Earlier today I did my first student-teacher supervising on behalf of MontCo. Had a lot of fun, and realized how very, very much I miss being in a classroom full of two-year-olds. It was a great classroom and a great group of kids, and I was like, “Oh, can I just hang out with these guys all day?” Alas, no, not today. But perhaps soon.
Anyway, some stuff worth your reading time this week, in no particular order:
A great little piece about all the wonderful qualities you help children develop when you don’t lift them to the top of the climber.
Know how arts education is being systematically gutted in schools in order to focus on more “important” subjects? Read Lisa Phillips’ Top 10 Skills Children Learn from the Arts, and tell me they’re not the important ones…
Some clever ways to jazz up puzzles your kids may have lost interest in. A little too competition-focused for my taste, but very creative.
Teacher Tom offers a bold re-examination of his school’s policies on gun- and violent-play. For anyone who’s puzzled over this complicated issue, Teacher Tom offers, well, not answers, but good questions and respectful treatment of children.
Some great stuff this week from How We Montessori. Need an activity for young children? Don’t think too hard. Everyday activities like making snack are plenty engaging. And here’s a great piece about adapting the “mystery bag” activity for younger children. A terrific example of how, with a little creative thinking, activities can be adapted for all sorts of different children.

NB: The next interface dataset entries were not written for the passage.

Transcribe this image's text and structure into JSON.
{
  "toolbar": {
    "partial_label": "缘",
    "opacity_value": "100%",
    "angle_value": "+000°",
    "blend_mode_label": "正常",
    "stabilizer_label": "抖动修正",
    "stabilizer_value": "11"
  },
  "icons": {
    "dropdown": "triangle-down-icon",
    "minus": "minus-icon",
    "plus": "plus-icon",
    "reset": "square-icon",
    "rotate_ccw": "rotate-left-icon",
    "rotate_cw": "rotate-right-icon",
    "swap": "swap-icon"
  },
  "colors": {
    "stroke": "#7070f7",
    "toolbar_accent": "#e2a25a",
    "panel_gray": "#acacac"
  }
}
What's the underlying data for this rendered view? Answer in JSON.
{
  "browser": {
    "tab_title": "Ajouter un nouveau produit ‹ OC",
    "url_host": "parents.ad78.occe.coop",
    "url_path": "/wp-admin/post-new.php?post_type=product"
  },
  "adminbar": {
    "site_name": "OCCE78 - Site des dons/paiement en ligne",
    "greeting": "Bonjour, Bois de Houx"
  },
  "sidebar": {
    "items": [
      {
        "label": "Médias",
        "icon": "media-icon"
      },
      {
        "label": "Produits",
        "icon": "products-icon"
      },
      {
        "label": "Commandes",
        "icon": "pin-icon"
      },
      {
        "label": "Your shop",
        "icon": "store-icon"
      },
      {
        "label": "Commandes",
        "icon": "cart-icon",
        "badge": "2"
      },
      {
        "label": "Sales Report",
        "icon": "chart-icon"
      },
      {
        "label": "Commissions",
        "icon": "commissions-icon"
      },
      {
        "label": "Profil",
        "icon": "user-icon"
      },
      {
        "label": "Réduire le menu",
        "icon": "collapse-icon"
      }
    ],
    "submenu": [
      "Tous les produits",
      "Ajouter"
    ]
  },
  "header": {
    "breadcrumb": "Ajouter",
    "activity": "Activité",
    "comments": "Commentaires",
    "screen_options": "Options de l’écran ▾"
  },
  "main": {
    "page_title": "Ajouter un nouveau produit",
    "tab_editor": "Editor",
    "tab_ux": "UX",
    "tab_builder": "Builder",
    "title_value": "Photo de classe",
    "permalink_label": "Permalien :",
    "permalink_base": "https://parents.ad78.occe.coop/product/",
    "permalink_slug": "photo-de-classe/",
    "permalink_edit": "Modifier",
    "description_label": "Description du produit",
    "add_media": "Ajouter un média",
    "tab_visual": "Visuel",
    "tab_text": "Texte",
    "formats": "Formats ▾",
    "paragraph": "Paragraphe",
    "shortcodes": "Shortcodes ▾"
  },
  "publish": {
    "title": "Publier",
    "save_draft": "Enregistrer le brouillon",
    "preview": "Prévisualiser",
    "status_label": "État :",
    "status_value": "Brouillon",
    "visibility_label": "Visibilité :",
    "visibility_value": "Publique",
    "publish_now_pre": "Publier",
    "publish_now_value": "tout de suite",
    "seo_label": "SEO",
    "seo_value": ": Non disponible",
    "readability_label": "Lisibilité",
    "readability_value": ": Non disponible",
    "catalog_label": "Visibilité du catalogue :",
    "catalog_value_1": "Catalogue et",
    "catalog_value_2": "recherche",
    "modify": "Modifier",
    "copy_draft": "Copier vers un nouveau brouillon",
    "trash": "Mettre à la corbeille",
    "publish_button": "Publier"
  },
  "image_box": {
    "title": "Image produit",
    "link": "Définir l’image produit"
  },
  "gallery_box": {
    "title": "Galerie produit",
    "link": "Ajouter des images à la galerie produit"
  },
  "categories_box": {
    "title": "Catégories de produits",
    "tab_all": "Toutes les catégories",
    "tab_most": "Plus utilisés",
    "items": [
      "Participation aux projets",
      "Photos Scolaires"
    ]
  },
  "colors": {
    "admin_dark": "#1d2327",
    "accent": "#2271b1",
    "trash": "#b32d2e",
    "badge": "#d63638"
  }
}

A great collection of rainy-day activities from Mummy Musings and Mayhem, and a list of minimal-prep indoor activities from Creative with Kids. Every parent and teacher should have lists like these taped up all over the place.
Dr. Laura Markham makes a compelling argument against solving your child’s problems. Beyond being good practice, it also makes your life easier. “Ever notice how kids don’t really want to hear your solutions to their problems?” she asks. Yes. Yes, you have noticed that, haven’t you?
“Parents often ask me, ‘Why won’t my kids listen?’ What they really mean is, ‘Why won’t they follow my directions?'” writes Janet Lansbury, with typical insight. So why WON’T they follow your directions? She offers some possible explanations.
That’s it for this week. Post anything good you’ve read in the comments!